──────── Supplied records

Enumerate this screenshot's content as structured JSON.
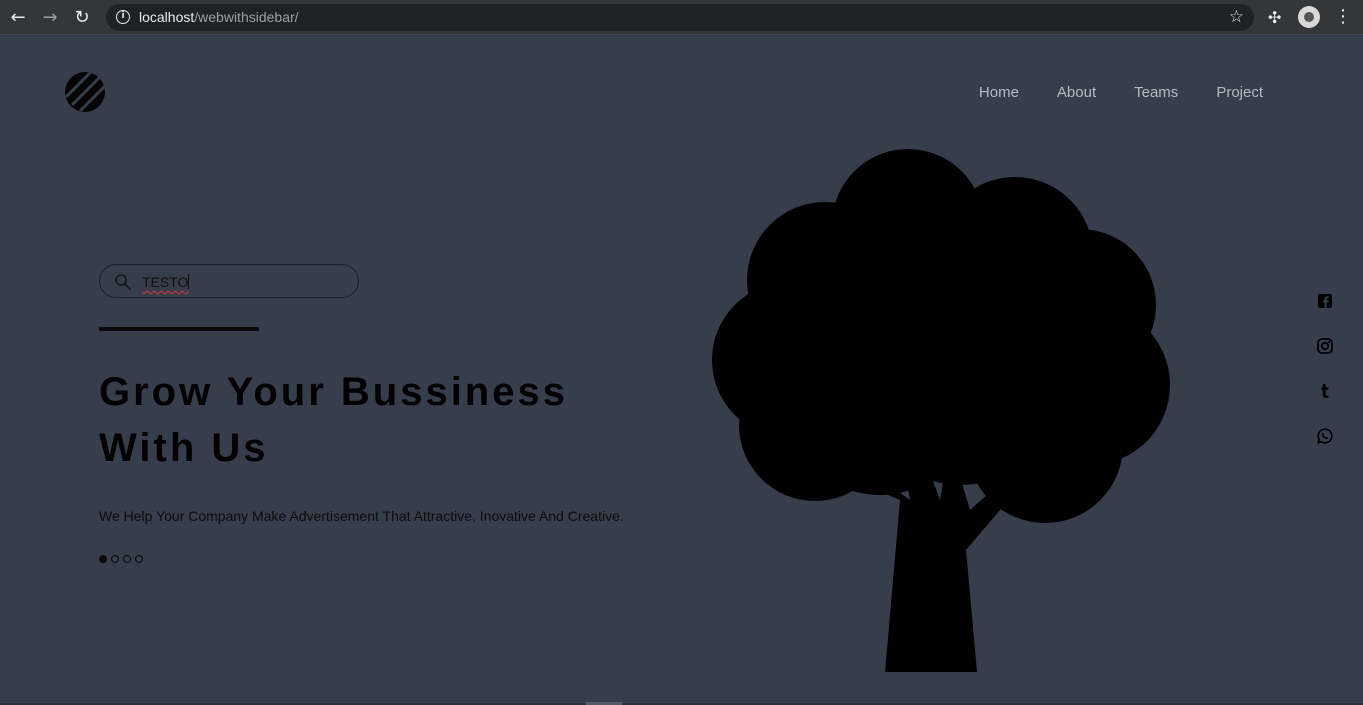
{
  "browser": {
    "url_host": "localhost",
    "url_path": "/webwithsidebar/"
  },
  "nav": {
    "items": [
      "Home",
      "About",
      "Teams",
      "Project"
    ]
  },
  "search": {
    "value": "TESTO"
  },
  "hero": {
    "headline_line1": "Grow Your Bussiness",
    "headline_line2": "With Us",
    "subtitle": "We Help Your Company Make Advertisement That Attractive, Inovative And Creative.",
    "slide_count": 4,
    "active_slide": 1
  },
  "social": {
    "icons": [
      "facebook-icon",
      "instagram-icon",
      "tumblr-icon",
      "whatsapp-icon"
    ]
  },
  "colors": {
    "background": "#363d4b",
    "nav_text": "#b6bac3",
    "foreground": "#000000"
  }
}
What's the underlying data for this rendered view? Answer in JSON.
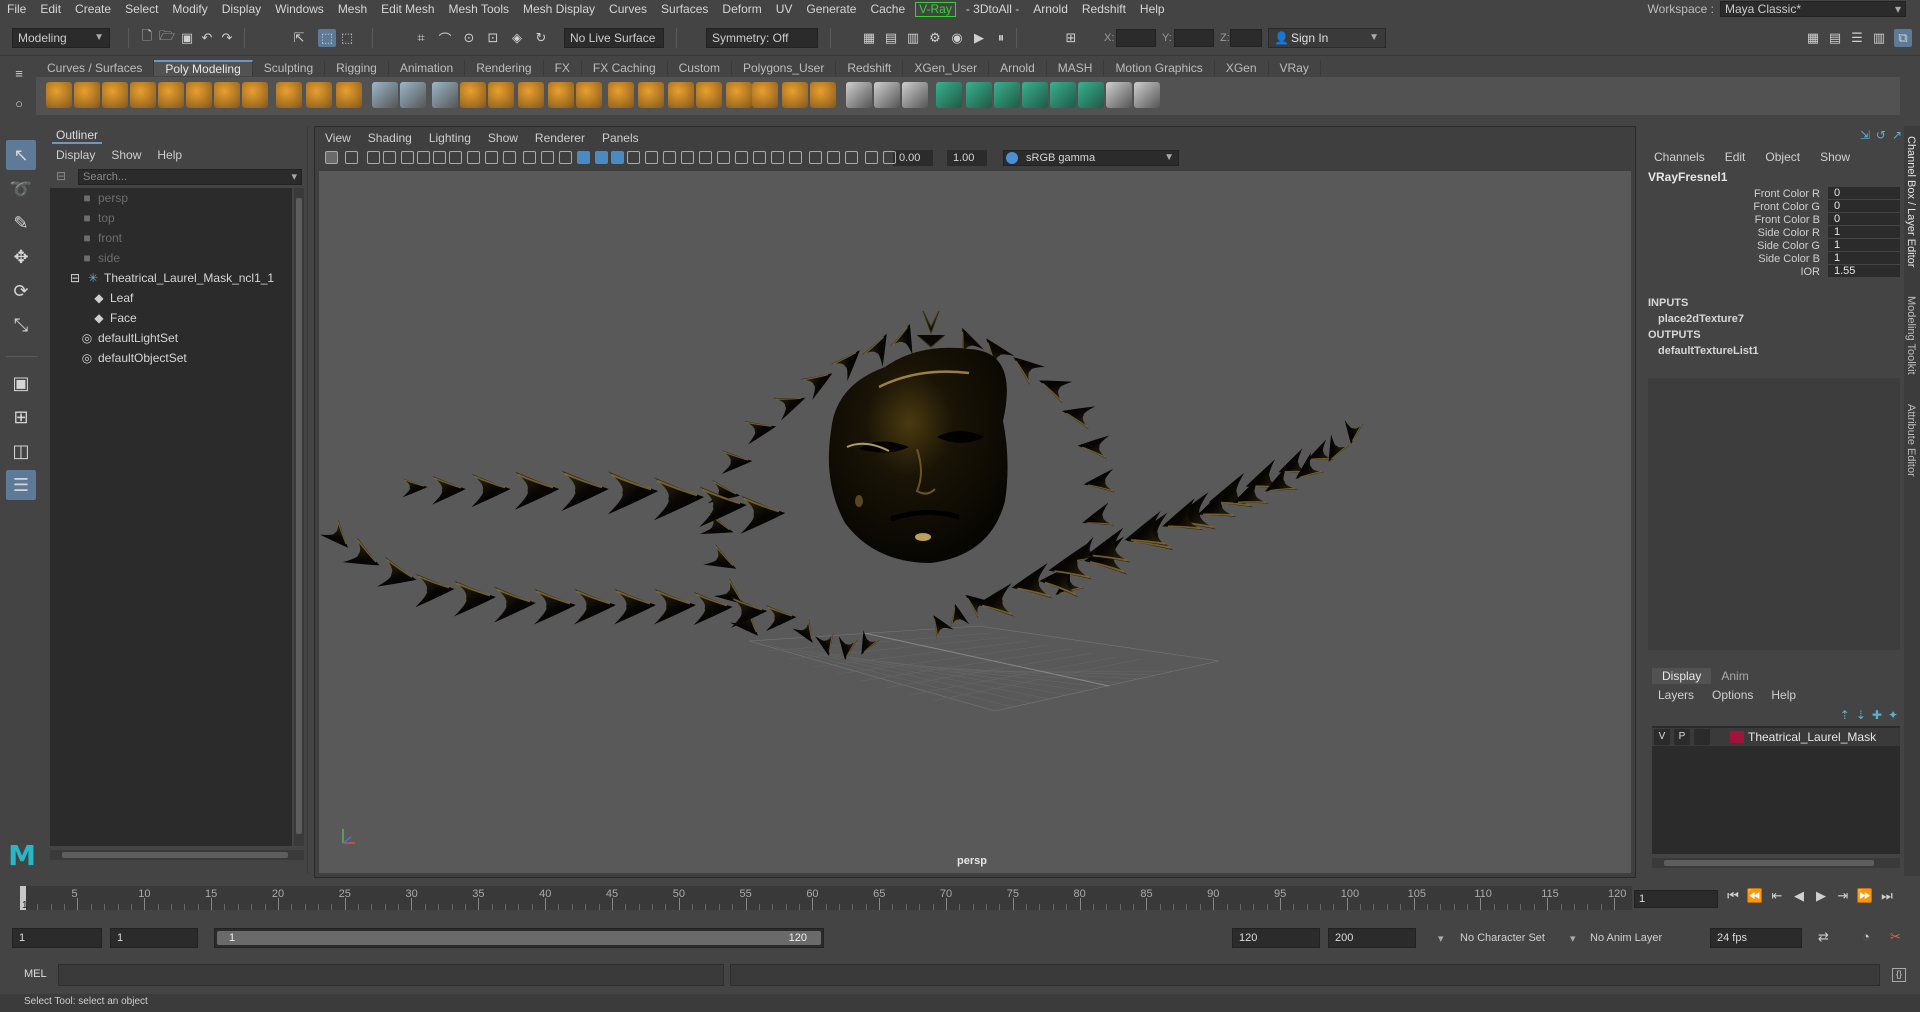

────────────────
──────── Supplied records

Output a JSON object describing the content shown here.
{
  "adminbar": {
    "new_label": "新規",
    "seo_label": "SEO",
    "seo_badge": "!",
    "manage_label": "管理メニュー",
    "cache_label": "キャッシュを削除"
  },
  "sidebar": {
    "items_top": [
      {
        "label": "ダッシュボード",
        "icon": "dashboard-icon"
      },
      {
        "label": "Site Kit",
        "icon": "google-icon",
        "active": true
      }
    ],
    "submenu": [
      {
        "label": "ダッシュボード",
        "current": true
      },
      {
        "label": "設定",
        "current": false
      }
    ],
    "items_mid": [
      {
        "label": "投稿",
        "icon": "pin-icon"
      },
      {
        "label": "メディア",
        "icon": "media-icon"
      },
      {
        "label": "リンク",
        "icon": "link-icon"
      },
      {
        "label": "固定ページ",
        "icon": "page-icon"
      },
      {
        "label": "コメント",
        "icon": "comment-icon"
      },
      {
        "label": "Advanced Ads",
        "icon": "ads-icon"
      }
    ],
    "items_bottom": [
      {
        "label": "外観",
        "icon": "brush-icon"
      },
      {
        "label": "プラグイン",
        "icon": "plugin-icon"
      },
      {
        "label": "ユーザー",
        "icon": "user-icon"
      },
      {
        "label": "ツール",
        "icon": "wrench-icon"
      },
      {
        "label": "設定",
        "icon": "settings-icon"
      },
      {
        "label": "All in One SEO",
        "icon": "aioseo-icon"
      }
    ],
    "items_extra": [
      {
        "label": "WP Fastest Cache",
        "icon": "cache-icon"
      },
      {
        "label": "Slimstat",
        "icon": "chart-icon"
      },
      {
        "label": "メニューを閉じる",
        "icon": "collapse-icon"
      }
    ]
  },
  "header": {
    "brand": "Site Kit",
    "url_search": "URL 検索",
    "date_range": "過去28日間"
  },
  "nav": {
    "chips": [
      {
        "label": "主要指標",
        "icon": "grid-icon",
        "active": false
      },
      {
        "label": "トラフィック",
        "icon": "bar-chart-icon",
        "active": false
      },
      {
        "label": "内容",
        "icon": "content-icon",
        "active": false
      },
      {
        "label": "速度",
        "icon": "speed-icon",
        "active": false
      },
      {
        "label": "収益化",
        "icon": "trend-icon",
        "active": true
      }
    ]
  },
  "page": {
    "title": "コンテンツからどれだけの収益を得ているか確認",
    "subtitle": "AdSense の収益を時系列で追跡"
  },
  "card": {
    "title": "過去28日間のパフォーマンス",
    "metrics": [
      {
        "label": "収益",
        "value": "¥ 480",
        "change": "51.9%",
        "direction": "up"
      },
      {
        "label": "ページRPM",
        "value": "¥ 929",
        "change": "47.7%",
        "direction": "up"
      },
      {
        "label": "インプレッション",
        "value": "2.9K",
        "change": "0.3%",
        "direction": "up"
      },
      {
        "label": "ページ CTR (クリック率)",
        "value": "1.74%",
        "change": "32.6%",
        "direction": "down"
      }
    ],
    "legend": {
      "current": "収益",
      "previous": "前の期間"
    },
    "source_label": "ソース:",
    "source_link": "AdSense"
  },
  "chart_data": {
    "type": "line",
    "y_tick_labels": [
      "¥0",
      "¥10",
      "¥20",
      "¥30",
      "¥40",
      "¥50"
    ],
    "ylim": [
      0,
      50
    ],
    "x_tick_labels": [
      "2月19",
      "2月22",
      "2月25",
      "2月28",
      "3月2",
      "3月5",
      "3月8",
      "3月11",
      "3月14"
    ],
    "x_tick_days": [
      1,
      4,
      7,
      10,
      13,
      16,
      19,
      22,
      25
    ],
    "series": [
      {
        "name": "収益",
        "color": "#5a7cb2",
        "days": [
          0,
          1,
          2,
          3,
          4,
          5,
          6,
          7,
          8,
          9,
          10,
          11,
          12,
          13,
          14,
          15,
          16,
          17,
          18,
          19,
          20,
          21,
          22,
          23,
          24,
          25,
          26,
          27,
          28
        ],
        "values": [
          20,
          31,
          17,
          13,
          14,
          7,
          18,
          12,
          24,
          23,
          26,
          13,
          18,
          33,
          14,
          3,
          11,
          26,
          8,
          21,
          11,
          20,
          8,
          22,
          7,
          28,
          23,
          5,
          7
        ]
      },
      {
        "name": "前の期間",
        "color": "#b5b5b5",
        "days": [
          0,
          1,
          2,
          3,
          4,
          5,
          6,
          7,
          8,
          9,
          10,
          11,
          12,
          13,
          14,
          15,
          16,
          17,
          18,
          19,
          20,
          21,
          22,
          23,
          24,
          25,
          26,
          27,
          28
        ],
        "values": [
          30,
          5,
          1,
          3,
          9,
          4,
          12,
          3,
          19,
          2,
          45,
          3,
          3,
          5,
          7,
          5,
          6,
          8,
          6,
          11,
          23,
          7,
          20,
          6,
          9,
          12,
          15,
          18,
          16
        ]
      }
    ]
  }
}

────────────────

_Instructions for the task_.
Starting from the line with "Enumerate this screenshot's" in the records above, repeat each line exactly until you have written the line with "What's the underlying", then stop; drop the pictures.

_Output for this exercise_.
Enumerate this screenshot's content as structured JSON.
{
  "browser": {
    "url_host": "localhost",
    "url_path": "/webwithsidebar/"
  },
  "nav": {
    "items": [
      "Home",
      "About",
      "Teams",
      "Project"
    ]
  },
  "search": {
    "value": "TESTO"
  },
  "hero": {
    "headline_line1": "Grow Your Bussiness",
    "headline_line2": "With Us",
    "subtitle": "We Help Your Company Make Advertisement That Attractive, Inovative And Creative.",
    "slide_count": 4,
    "active_slide": 1
  },
  "social": {
    "icons": [
      "facebook-icon",
      "instagram-icon",
      "tumblr-icon",
      "whatsapp-icon"
    ]
  },
  "colors": {
    "background": "#363d4b",
    "nav_text": "#b6bac3",
    "foreground": "#000000"
  }
}
What's the underlying data for this rendered view? Answer in JSON.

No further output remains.